I always thought that Insulin resistance was bad, always & forever, & that anything that increased Insulin sensitivity was good. But now I've realized this isn't necessarily true. When fasting, the peripheral tissues (fat & muscle) SHOULD become Insulin resistant so that Glucose is spared for the brain. Further, high insulin sensitivity in the morning could be BAD because Insulin is either going to help calories get stored in Fat or Muscle, & 1st thing in the morning, who has produced the proper stimulus to preferentially target those calories to the Muscle? What we really want is a selective Insulin sensitizer and/or timed Insulin sensitivity (eg, after a heavy workout).

0hyporational8yWhile you're technically right, I don't see the point. Insulin secretion is minimal in the fasting state, so why would you need to dabble with insulin resistance?

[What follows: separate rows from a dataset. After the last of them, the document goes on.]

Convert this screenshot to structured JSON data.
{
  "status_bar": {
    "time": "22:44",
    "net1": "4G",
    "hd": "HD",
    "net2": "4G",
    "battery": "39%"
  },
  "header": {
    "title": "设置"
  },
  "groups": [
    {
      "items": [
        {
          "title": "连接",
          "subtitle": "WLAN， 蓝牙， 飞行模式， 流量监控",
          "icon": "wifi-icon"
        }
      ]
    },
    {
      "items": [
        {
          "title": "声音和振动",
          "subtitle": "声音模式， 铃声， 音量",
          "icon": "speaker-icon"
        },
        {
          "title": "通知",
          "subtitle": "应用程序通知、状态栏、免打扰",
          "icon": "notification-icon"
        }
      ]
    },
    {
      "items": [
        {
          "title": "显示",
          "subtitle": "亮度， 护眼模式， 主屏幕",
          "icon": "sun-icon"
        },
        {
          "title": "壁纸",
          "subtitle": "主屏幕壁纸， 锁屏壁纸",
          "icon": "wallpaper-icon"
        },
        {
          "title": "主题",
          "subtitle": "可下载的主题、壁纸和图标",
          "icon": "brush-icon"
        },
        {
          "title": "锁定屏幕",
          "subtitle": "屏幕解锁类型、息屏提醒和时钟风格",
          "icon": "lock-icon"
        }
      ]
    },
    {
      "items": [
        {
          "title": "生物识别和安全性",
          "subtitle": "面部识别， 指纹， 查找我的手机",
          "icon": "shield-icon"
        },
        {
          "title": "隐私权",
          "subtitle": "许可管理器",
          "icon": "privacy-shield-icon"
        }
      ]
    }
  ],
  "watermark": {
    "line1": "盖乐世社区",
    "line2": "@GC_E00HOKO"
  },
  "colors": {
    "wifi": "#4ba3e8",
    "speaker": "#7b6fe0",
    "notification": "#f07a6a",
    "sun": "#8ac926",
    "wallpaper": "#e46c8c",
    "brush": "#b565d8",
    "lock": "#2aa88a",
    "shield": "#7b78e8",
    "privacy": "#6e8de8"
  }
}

1aelephant8yMany Diabetes drugs, like PPAR agonists, stimulate Insulin sensitivity, but where do they do it? The body has PPAR receptors pretty much everywhere EXCEPT in the Muscles, so patients taking these drugs & continuing to consume excessive amounts of Carbohydrates are basically switching on every mechanism they can to make sure all of their calories are being stored as Fat. These drugs were approved by the FDA based on surrogate endpoints (they reduce Insulin resistance!) but they increase the risk of having a Heart attack by something like 28%, so I think we really need to question whether decreasing Insulin resistance without any finer specification (ie, in Muscle vs. Fat, Fasting vs. Post-prandial) is the goal we want to have in mind. Maybe it is just solving 1 part of a bigger problem & exacerbating other parts of that problem.